By Allie Wisniewski, American Forests

No, it’s not what it sounds like — forest bathing doesn’t actually involve an exterior physical cleansing. However, it does facilitate a cleansing of the mind and inner body. Shinrin-yoku is a Japanese practice that translates in English to “taking in the forest atmosphere” or “forest bathing.” What exactly does that entail, if not a bathtub in the woods?

According to the definition of the term, coined in 1982 by the Japanese Ministry of Agriculture, Forestry and Fisheries, forest bathing “refers to the process of soaking up the sights, smells and sounds of a natural setting to promote physiological and psychological health.”

To give you an example of its uses, sufferers of chronic tension or anxiety could turn to forest bathing for some much needed relief. David Yaden, a research fellow at the University of Pennsylvania’s Positive Psychology Center, says, “There have been studies comparing walking in nature with walking in an urban environment and testing people on their mood, different aspects of depression, and in some cases, brain scans. In the natural setting, people are more relaxed and less stressed.”

This is just the tip of the iceberg. After years of research, there is now a vast collection of scientific evidence that proves that forest bathing helps:

  • lower heart rate and blood pressure
  • increases the ability to focus
  • accelerates recovery from surgery or illness
  • increases energy levels
  • improves sleep quality
  • reduces stress hormone production
  • boosts the immune system
  • improves mood and betters overall feelings of wellbeing

It might sound too good to be true, but eco-therapy is truly taking the wellness world by storm. Shinrin-yoku is becoming increasingly popular among prominent health communities. Forest bathing is the new yoga, and now you can even sign up for guided classes to facilitate the authenticity and effectiveness of your immersive experiences. Ready to become a forest bathing master?
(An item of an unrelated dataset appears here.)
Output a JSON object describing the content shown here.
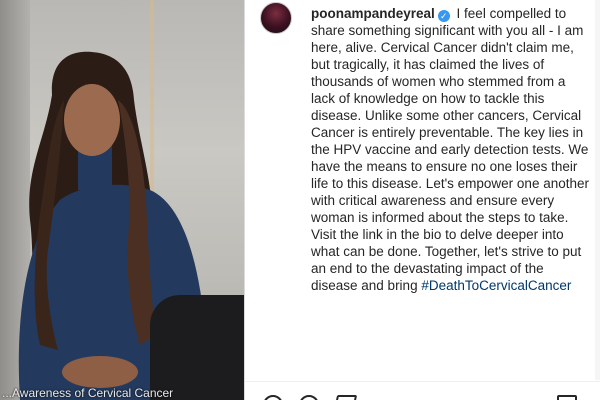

Consider enrolling in a weeklong certificate program in forest therapy.

Shinrin-yoku is a relatively new revelation in the scheme of things, but Ben Page, a certified forest therapy guide and the founder of Shinrin Yoku Los Angeles, is confident that it will continue to take off. “I think of it like a tree growing. It is still a young practice, but there are new branches forming all the time.”